Contact with a jellyfish tentacle can trigger millions of nematocysts to inject the skin with shocking venom, making it an ill-advised dance partner. New students can avoid potent partners with today's Groupon: $14 for an aerial fitness session or aerial basic class at Aerial Dance Over Denver. The one and only full-time aerial training center in the state, Aerial Dance Over Denver offers aspiring acrobats the chance to get an elevated workout with expert off-the-ground guidance.
In Aerial Basics, students will get introduced to the vertical world of air movement utilizing a variety of aerial apparatuses. The session helps to build strength and enforce proper technique. For those seeking more of an overall work out, the Aerial Fitness class features two different aerial apparatuses and works flexibility and strength, with no prior experience necessary. Class schedules vary; check online for an updated agenda. The courses have shaped the intimidated and uninitiated into legitimate flying squirrels, displaying an artful prowess when suspended in the air.
Aerial Dance Over Denver, with more than 3,000 square feet, seven total aerial stations, and 35 total rigging points, presents circus enthusiasts with the chance to mirror Peter Pan's flightastic moves. Unlike tree climbing, aerial exercise offers a safe high, supervised by well-trained instructors. Located on Hampden and Yosemite, the studio is conveniently situated in the shopette between Scandinavian Fine Furniture and Office Depot. Email in advance to reserve a spot.
Aerial Dance Over Denver
Gayle Lynne first took to the sky when she was 53, and was instantly hooked.
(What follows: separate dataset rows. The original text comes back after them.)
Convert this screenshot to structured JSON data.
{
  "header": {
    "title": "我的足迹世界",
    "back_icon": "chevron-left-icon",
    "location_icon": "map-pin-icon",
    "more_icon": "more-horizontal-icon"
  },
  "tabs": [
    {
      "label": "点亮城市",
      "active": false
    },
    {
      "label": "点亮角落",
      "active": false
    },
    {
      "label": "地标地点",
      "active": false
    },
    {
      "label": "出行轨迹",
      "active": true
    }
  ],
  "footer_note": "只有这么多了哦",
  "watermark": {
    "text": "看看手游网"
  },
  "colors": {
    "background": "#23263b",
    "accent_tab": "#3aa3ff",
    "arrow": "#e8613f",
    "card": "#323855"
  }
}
Her dancing and ice-skating experience hadn’t prepared her for the joys of careening through the air on silks and hoops, but she quickly picked up on the skills, and was inspired to create a studio in which adults and children of all ages could also explore the sky. So Aerial Dance Over Denver was born, hosting air-borne maneuvers with 35 rigging points and seven aerial stations.
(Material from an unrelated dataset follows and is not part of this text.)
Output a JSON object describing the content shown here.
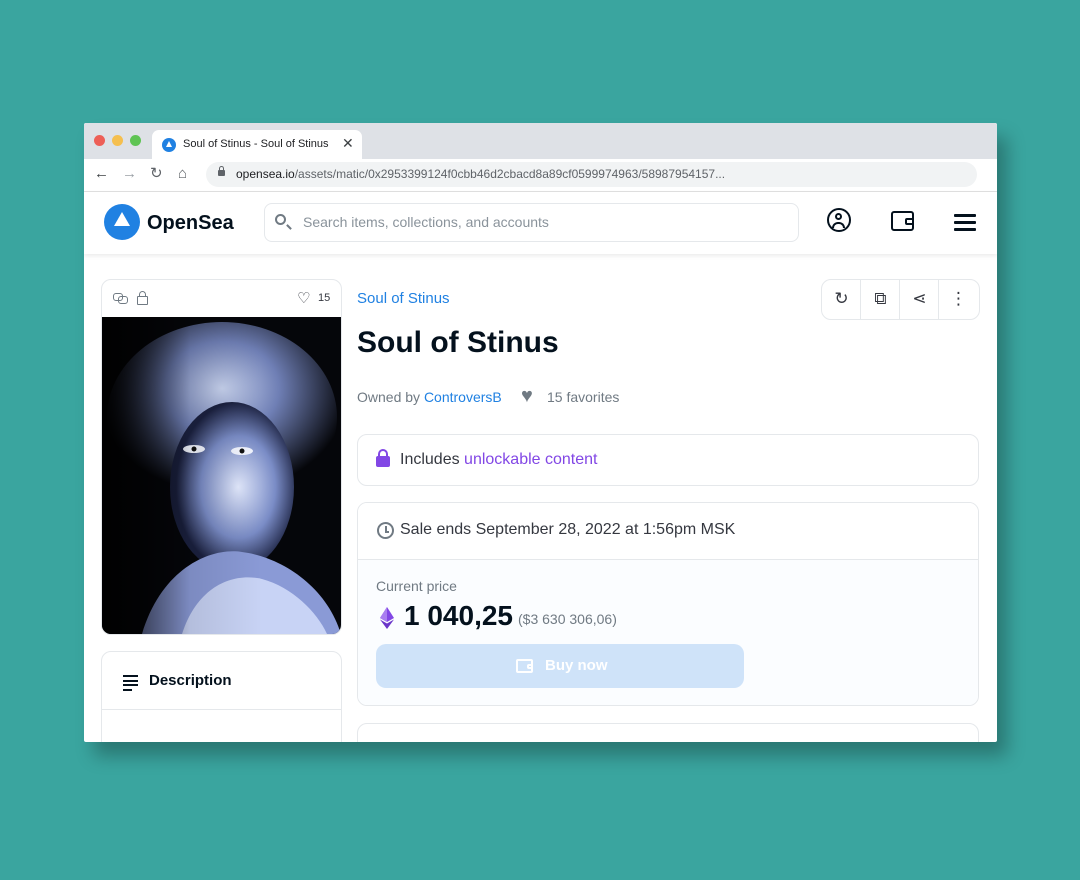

Gayle handpicked a fleet of experienced instructors, each primed with a background in dance, to lead students through classes and camps that introduce them to silk fabrics, trapeze work, and contortions—in which patrons increase their flexibility and learn to cram into small spaces, such as an unsuspecting family member's lunch box. Dangling from their material of choice, students perform a routine that builds strength and flexibility, scaled to suit beginners with slow and low maneuvers or veteran airborne artists with high-flying choreography.